The next problem in the “The Little Book of Semaphores” is called the “unisex bathroom problem”, by Allen Downey himself. The problem statement reads as follows:

A friend of the author took a job at Xerox. She was working in a cubicle in the basement of a concrete monolith, and the nearest women’s bathroom was two floors up. She proposed to the Uberboss that they convert the men’s bathroom on her floor to a unisex bathroom, sort of like on Ally McBeal.

The Uberboss agreed, provided that the following synchronization constraints can be maintained:

• There cannot be men and women in the bathroom at the same time.

• There should never be more than three employees squandering company time in the bathroom.

It’s a categorical exclusion problem: the limited resource is the bathroom and the exclusion is that any number (up to three) of females or any number of males can be in the bathroom simultaneously, but never a mix of them. Unlike the readers-writers probelm, if a category of workers is waiting for the shared resource, this does not limit the access to the resource by the other category. For example, if the bathroom is currently occupied by males, other males can come in, but a female arriving at the queue does not prevent more males from going in if there’s enough space. Obviously this leads to starvation.

This problem cannot be solved by simply repurposing sync.RWMutex. Let’s sale that “readers” represent females and “writers” represent males. Any number of females can use the bathroom at the same time, but only one male would be able to do so. The problem can be solved by using a sync.Cond, but the solution is a little convoluted.

A simple solution can be developed using channels, with a pattern that has been used before in this series. Start by declaring a Bathroom as a structure holding some channels:

type Bathroom struct {
	m       chan Person
	f       chan Person
	exit    chan Person
	males   int
	females int

The m and f channels are used by males and females to queue at the bathroom. The males and famales fields are counters to keep track of occupancy. The exit channel is used by a Person to signal that it’s leaving the bathroom. To use the bathroom, a Person does this:

func (p Person) UseBathroom(in, out chan Person) {
	in <- p
	time.Sleep(time.Duration(250+rand.Intn(100)) * time.Millisecond)
	out <- p

the person queues at the bathroom door, stays a little in there and then leaves the bathroom.
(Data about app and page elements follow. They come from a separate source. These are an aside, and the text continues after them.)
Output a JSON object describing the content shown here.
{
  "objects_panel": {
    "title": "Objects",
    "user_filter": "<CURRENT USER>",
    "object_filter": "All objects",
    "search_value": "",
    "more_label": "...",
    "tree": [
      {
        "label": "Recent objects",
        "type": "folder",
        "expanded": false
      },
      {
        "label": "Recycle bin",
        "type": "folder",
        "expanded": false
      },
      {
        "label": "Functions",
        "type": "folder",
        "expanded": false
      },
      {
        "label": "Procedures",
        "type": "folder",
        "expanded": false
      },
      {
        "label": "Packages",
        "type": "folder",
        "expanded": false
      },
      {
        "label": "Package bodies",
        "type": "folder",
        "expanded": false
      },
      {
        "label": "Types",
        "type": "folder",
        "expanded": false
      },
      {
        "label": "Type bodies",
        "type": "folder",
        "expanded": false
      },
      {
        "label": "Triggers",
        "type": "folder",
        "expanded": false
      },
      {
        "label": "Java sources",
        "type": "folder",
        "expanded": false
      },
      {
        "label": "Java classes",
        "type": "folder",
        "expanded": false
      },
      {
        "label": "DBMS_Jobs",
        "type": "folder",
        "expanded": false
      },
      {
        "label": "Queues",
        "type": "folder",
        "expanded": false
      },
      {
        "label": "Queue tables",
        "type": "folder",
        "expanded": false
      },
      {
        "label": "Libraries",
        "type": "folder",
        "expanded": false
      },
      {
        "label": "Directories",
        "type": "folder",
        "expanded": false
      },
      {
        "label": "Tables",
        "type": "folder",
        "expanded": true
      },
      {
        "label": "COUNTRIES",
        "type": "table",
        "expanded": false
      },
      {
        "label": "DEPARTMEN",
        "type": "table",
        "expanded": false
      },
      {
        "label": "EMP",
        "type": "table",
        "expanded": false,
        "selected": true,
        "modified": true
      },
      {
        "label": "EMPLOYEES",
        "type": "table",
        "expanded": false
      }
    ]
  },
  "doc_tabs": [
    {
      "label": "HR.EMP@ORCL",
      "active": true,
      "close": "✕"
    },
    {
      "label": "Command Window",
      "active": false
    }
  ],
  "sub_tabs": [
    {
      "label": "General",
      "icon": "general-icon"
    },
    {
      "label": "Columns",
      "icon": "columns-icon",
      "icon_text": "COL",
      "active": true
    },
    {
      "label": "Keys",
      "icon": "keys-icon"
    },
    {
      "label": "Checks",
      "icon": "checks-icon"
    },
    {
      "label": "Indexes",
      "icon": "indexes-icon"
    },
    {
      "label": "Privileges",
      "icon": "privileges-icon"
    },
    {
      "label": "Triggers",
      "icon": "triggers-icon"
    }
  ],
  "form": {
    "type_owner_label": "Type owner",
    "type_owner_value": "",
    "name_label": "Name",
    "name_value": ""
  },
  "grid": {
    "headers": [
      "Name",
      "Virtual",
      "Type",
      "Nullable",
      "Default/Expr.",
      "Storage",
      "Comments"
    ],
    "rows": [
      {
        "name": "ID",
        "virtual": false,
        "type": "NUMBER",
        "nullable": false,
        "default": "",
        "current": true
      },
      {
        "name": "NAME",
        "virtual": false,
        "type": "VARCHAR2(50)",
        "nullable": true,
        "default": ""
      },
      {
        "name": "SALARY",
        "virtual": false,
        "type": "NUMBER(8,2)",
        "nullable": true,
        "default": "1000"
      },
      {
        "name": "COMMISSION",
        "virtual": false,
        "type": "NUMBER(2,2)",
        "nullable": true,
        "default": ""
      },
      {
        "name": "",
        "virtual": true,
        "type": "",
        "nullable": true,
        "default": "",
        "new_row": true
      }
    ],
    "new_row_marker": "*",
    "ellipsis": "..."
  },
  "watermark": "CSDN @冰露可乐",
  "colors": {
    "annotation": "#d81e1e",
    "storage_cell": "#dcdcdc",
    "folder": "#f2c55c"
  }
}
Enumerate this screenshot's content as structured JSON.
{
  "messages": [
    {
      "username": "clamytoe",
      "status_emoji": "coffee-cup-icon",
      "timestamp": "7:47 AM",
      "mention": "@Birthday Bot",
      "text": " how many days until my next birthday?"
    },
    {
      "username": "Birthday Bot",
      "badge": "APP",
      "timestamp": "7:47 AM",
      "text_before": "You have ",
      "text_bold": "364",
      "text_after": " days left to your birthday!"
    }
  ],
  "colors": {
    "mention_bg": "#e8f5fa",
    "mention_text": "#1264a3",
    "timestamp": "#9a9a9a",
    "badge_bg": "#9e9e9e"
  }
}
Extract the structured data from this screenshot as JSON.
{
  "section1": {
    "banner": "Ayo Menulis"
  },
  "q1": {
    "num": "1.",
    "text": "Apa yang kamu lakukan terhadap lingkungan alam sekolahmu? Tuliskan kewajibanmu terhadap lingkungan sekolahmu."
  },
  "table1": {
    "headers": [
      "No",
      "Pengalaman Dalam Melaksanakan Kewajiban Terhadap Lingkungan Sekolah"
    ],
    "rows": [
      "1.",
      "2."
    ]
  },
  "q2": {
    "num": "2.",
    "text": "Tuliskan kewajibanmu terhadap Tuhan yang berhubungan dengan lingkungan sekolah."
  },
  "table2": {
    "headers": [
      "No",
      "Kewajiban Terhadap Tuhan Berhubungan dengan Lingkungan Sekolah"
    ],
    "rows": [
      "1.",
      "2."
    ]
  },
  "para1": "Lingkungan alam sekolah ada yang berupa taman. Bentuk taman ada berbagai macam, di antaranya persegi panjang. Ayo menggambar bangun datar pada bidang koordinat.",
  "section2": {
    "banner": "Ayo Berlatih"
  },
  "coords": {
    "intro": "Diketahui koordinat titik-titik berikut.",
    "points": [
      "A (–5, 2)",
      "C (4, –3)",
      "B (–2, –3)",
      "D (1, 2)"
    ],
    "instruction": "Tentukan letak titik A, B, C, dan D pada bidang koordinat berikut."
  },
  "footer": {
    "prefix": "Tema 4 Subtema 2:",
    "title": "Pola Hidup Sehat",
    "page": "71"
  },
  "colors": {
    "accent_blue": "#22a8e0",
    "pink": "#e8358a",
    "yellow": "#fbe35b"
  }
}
The Bathroom itself enforces the constraints:

func (b *Bathroom) Service() {
	m := b.m
	f := b.f
	for {
		select {
		case <-m:
			f = nil
			if b.males == 3 {
				m = nil
		case <-f:
			m = nil
			if b.females == 3 {
				f = nil
		case p := <-b.exit:
			switch p.Gender {
			case Male:
				m = b.m
				if b.males == 0 {
					f = b.f
			case Female:
				f = b.f
				if b.females == 0 {
					m = b.m

The two local variables m and f are used to control who can enter. When a male enters the bathroom, f is set to nil. When a female enters, m is set to nil. This based on Dave Cheney’s Channel Axioms, specifically “a receive from a nil channel blocks forever”. In this way, when a male is in the bathroom, other males can enter (because that channel is not nil) but females cannot. If a male enters the bathroom and the occupancy reaches 3 people, the m channel is set to nil to prevent more males from entering. The same logic applies for females.

When a male leaves the bathroom by sending the signal on the exit channel, the occupancy is decreased and the channel for entering the bathroom is restored. If the bathroom becomes empty, then the other channel is “activated” again. In this way the constraints are satisfied.

Note that while people exiting the bathroom require only one channel, people entering the bathroom require two because it’s necessary to stop a category from entering the bathroom when the other is already present. When exiting, the category doesn’t matter. Also note that the males and females counters are not necessary, it’s enough to have an occupancy counter, but I kept the two counters for clarity in the presentation.

I find this solution simpler than the equivalent one based on semaphores if for no other reason that it’s simple to follow.

The full source (with minor modifications for presentation) is here.

The next problem in the book is called the “baboon crossing problem” and it’s conceptually identical to this one. After that comes the “Modus Hall problem”, which is very similar, but contains an interesting variation to the constraints.